In response to the wave of anti-equity laws that took effect beginning in 2020, IDRA developed the award-winning We All Belong – School Resource Hub with curated and original lesson plans, articles, learning materials and advocacy resources for teachers and students. IDRA developed the hub based on surveys and focus groups with students, families and teachers.
IDRA’s student programs demonstrate our core values that recognize the assets all students bring and that listen to students and engage them both in their own learning and in their leadership to transform schools and communities. And through our Youth Advisory Board and youth participatory action research projects, we provide a more focused way to engage with students to center their communities’ expertise, needs and dreams in our work.
IDRA evaluates data to inform policy and practice, produces actionable research and data dashboards, and supports student researchers through participatory action research projects.
Education and community leaders and policymakers need key information to make good decisions about school policy and practice. They need to listen to the voices of those who are impacted by those decisions, and they need clear, quality data.
IDRA’s data analyses have informed policymaking and litigation, such as examining the potential impact of school funding proposals and the breadth of the Texas Top Ten Percent Plan. We put actionable data in the hands of community groups, like IDRA’s Education CAFEs, as they explore their own schools and take on projects to work with their schools for improvements.
IDRA’s Community Action Data Dashboards provide a new level of high-quality, accessible data to see how their schools are doing and plan ways to improve them.
Through IDRA’s research-based evaluation work, teams can assess, and document project outcomes using qualitative and quantitative methods and improve future activities by clarifying what works, for which students and under what conditions.
Families can be vocal and assertive leaders advocating for excellent schools. Through IDRA’s 50-year history, a strong model of family engagement has evolved, constructed from the experiences in the field, especially with Title I schools and the families whose children attend them.

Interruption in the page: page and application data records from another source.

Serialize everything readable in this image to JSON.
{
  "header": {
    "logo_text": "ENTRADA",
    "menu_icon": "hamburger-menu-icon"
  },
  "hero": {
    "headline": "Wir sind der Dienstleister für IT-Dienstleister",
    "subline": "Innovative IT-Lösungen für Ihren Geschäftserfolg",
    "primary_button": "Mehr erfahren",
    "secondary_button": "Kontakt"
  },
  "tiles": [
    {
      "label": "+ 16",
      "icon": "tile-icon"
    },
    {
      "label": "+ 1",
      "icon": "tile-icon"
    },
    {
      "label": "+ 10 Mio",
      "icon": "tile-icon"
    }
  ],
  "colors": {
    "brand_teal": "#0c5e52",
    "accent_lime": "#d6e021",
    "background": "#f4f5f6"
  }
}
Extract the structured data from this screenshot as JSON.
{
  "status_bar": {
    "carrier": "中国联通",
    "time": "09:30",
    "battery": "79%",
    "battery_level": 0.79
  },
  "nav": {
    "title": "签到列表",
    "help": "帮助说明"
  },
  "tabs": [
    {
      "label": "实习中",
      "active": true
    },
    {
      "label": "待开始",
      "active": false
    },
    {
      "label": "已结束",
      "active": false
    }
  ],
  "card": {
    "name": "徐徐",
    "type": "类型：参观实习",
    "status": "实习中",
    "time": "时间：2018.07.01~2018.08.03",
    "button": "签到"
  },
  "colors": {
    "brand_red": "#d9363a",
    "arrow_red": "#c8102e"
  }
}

Through decades of experience and work with thousands of families whose children attend high-poverty schools, we know that families care deeply about their children and their children’s future. What is often missing is a better way for schools and families to partner so that everyone has a seat at the table. IDRA’s Family Leadership in Education framework captures this approach. IDRA’s goal is bigger than parent involvement in education, rather it is family leadership. This model is a vision of all families as advocates of excellent neighborhood public schools.
Grounded in our framework, IDRA’s Education CAFE™ model is a research-based innovation for school-family-community collaboration. Education CAFEs have led to parent organizing and parent participatory action research along the U.S.-Mexico border that changed local policy in 10 school districts on how schools support all students to be on track for college and in higher math education. Education CAFEs have also changed how schools support students to graduate bilingual and bicultural and to reduce exclusionary discipline.
IDRA supports the people most impacted by policies to participate meaningfully in how they are crafted. We assist them with data and policy analysis on issues they are concerned about as well as on how to navigate power systems to influence policymaking.
An independent, private non-profit organization, IDRA works with thousands of K-12 educators, and family, community and higher education partners to...Read More